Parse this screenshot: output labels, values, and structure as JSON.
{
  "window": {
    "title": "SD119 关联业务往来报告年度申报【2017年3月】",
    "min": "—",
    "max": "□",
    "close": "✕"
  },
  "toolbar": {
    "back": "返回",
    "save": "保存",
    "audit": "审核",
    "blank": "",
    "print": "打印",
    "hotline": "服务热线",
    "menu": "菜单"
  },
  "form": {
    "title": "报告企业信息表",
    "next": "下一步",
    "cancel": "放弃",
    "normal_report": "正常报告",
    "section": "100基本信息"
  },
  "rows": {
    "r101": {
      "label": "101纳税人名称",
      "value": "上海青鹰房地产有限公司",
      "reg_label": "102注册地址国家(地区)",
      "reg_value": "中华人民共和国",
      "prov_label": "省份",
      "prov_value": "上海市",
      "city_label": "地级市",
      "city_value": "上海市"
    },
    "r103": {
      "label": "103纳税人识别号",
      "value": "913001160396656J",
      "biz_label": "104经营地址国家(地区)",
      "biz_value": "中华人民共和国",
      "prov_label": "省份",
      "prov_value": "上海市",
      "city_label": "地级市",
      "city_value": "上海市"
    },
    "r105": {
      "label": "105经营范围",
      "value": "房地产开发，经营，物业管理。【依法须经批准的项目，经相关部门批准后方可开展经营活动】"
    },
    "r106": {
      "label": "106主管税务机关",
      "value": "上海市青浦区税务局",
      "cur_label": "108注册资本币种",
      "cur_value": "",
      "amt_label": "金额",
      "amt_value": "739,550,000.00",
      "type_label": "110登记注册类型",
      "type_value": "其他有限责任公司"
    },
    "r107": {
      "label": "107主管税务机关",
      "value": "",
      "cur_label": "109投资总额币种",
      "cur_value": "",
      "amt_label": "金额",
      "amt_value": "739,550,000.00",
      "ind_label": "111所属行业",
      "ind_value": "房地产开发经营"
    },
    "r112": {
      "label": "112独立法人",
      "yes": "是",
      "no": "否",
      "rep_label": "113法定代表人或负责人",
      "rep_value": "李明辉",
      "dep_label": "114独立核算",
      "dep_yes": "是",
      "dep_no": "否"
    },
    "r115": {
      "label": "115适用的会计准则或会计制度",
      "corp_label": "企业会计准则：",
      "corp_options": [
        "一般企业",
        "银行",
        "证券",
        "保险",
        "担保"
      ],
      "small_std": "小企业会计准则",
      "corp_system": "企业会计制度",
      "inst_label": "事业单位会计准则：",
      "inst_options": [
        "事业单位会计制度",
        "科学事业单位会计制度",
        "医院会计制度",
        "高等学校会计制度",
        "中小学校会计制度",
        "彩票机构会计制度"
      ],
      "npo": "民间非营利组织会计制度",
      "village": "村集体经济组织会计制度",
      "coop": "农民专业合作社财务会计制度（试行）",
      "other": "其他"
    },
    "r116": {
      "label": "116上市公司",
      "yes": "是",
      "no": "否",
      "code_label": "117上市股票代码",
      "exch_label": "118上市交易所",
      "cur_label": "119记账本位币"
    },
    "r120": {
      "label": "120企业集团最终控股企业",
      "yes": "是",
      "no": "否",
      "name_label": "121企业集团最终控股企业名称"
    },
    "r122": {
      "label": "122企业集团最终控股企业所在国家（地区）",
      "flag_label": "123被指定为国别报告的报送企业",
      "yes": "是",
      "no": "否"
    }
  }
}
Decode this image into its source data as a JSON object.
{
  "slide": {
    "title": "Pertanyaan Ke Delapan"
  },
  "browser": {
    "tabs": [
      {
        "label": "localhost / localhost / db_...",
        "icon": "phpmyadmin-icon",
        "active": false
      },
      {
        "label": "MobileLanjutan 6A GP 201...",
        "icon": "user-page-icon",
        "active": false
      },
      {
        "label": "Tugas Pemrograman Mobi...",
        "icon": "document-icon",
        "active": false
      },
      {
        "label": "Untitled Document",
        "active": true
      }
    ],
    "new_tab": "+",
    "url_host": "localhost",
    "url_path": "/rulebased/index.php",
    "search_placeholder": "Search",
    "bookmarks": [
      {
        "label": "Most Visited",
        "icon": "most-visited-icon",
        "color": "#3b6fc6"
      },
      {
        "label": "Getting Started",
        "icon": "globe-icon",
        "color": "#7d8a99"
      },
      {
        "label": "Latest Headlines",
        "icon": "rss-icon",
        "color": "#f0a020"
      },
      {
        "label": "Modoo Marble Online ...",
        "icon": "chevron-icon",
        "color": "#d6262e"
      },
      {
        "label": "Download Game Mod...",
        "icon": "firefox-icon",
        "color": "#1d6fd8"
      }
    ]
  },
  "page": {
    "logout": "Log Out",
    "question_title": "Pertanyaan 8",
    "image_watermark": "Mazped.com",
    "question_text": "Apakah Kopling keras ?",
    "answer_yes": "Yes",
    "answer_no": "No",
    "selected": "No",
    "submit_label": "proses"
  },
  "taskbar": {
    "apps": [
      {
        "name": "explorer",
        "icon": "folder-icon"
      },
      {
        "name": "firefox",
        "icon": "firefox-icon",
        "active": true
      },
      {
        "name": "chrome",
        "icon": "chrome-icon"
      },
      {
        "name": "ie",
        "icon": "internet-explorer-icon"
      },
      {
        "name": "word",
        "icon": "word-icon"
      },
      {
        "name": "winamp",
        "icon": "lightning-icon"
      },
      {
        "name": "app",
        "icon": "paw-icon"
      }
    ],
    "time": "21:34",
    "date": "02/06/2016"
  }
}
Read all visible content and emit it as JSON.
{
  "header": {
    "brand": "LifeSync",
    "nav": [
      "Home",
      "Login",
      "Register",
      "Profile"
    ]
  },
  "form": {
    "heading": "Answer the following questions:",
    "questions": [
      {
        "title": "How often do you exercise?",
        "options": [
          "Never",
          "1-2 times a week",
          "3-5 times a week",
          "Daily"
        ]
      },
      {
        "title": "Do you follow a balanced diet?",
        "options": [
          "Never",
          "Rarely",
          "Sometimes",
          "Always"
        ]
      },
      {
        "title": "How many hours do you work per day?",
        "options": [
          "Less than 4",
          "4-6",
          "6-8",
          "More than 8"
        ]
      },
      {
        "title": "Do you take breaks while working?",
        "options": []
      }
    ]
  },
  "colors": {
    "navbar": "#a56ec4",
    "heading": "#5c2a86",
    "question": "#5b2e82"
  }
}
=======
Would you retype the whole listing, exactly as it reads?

→ **Exercise response**
Parse this screenshot: output labels, values, and structure as JSON.
{
  "window": {
    "title": "SD119 关联业务往来报告年度申报【2017年3月】",
    "min": "—",
    "max": "□",
    "close": "✕"
  },
  "toolbar": {
    "back": "返回",
    "save": "保存",
    "audit": "审核",
    "blank": "",
    "print": "打印",
    "hotline": "服务热线",
    "menu": "菜单"
  },
  "form": {
    "title": "报告企业信息表",
    "next": "下一步",
    "cancel": "放弃",
    "normal_report": "正常报告",
    "section": "100基本信息"
  },
  "rows": {
    "r101": {
      "label": "101纳税人名称",
      "value": "上海青鹰房地产有限公司",
      "reg_label": "102注册地址国家(地区)",
      "reg_value": "中华人民共和国",
      "prov_label": "省份",
      "prov_value": "上海市",
      "city_label": "地级市",
      "city_value": "上海市"
    },
    "r103": {
      "label": "103纳税人识别号",
      "value": "913001160396656J",
      "biz_label": "104经营地址国家(地区)",
      "biz_value": "中华人民共和国",
      "prov_label": "省份",
      "prov_value": "上海市",
      "city_label": "地级市",
      "city_value": "上海市"
    },
    "r105": {
      "label": "105经营范围",
      "value": "房地产开发，经营，物业管理。【依法须经批准的项目，经相关部门批准后方可开展经营活动】"
    },
    "r106": {
      "label": "106主管税务机关",
      "value": "上海市青浦区税务局",
      "cur_label": "108注册资本币种",
      "cur_value": "",
      "amt_label": "金额",
      "amt_value": "739,550,000.00",
      "type_label": "110登记注册类型",
      "type_value": "其他有限责任公司"
    },
    "r107": {
      "label": "107主管税务机关",
      "value": "",
      "cur_label": "109投资总额币种",
      "cur_value": "",
      "amt_label": "金额",
      "amt_value": "739,550,000.00",
      "ind_label": "111所属行业",
      "ind_value": "房地产开发经营"
    },
    "r112": {
      "label": "112独立法人",
      "yes": "是",
      "no": "否",
      "rep_label": "113法定代表人或负责人",
      "rep_value": "李明辉",
      "dep_label": "114独立核算",
      "dep_yes": "是",
      "dep_no": "否"
    },
    "r115": {
      "label": "115适用的会计准则或会计制度",
      "corp_label": "企业会计准则：",
      "corp_options": [
        "一般企业",
        "银行",
        "证券",
        "保险",
        "担保"
      ],
      "small_std": "小企业会计准则",
      "corp_system": "企业会计制度",
      "inst_label": "事业单位会计准则：",
      "inst_options": [
        "事业单位会计制度",
        "科学事业单位会计制度",
        "医院会计制度",
        "高等学校会计制度",
        "中小学校会计制度",
        "彩票机构会计制度"
      ],
      "npo": "民间非营利组织会计制度",
      "village": "村集体经济组织会计制度",
      "coop": "农民专业合作社财务会计制度（试行）",
      "other": "其他"
    },
    "r116": {
      "label": "116上市公司",
      "yes": "是",
      "no": "否",
      "code_label": "117上市股票代码",
      "exch_label": "118上市交易所",
      "cur_label": "119记账本位币"
    },
    "r120": {
      "label": "120企业集团最终控股企业",
      "yes": "是",
      "no": "否",
      "name_label": "121企业集团最终控股企业名称"
    },
    "r122": {
      "label": "122企业集团最终控股企业所在国家（地区）",
      "flag_label": "123被指定为国别报告的报送企业",
      "yes": "是",
      "no": "否"
    }
  }
}
Decode this image into its source data as a JSON object.
{
  "slide": {
    "title": "Pertanyaan Ke Delapan"
  },
  "browser": {
    "tabs": [
      {
        "label": "localhost / localhost / db_...",
        "icon": "phpmyadmin-icon",
        "active": false
      },
      {
        "label": "MobileLanjutan 6A GP 201...",
        "icon": "user-page-icon",
        "active": false
      },
      {
        "label": "Tugas Pemrograman Mobi...",
        "icon": "document-icon",
        "active": false
      },
      {
        "label": "Untitled Document",
        "active": true
      }
    ],
    "new_tab": "+",
    "url_host": "localhost",
    "url_path": "/rulebased/index.php",
    "search_placeholder": "Search",
    "bookmarks": [
      {
        "label": "Most Visited",
        "icon": "most-visited-icon",
        "color": "#3b6fc6"
      },
      {
        "label": "Getting Started",
        "icon": "globe-icon",
        "color": "#7d8a99"
      },
      {
        "label": "Latest Headlines",
        "icon": "rss-icon",
        "color": "#f0a020"
      },
      {
        "label": "Modoo Marble Online ...",
        "icon": "chevron-icon",
        "color": "#d6262e"
      },
      {
        "label": "Download Game Mod...",
        "icon": "firefox-icon",
        "color": "#1d6fd8"
      }
    ]
  },
  "page": {
    "logout": "Log Out",
    "question_title": "Pertanyaan 8",
    "image_watermark": "Mazped.com",
    "question_text": "Apakah Kopling keras ?",
    "answer_yes": "Yes",
    "answer_no": "No",
    "selected": "No",
    "submit_label": "proses"
  },
  "taskbar": {
    "apps": [
      {
        "name": "explorer",
        "icon": "folder-icon"
      },
      {
        "name": "firefox",
        "icon": "firefox-icon",
        "active": true
      },
      {
        "name": "chrome",
        "icon": "chrome-icon"
      },
      {
        "name": "ie",
        "icon": "internet-explorer-icon"
      },
      {
        "name": "word",
        "icon": "word-icon"
      },
      {
        "name": "winamp",
        "icon": "lightning-icon"
      },
      {
        "name": "app",
        "icon": "paw-icon"
      }
    ],
    "time": "21:34",
    "date": "02/06/2016"
  }
}
Read all visible content and emit it as JSON.
{
  "header": {
    "brand": "LifeSync",
    "nav": [
      "Home",
      "Login",
      "Register",
      "Profile"
    ]
  },
  "form": {
    "heading": "Answer the following questions:",
    "questions": [
      {
        "title": "How often do you exercise?",
        "options": [
          "Never",
          "1-2 times a week",
          "3-5 times a week",
          "Daily"
        ]
      },
      {
        "title": "Do you follow a balanced diet?",
        "options": [
          "Never",
          "Rarely",
          "Sometimes",
          "Always"
        ]
      },
      {
        "title": "How many hours do you work per day?",
        "options": [
          "Less than 4",
          "4-6",
          "6-8",
          "More than 8"
        ]
      },
      {
        "title": "Do you take breaks while working?",
        "options": []
      }
    ]
  },
  "colors": {
    "navbar": "#a56ec4",
    "heading": "#5c2a86",
    "question": "#5b2e82"
  }
}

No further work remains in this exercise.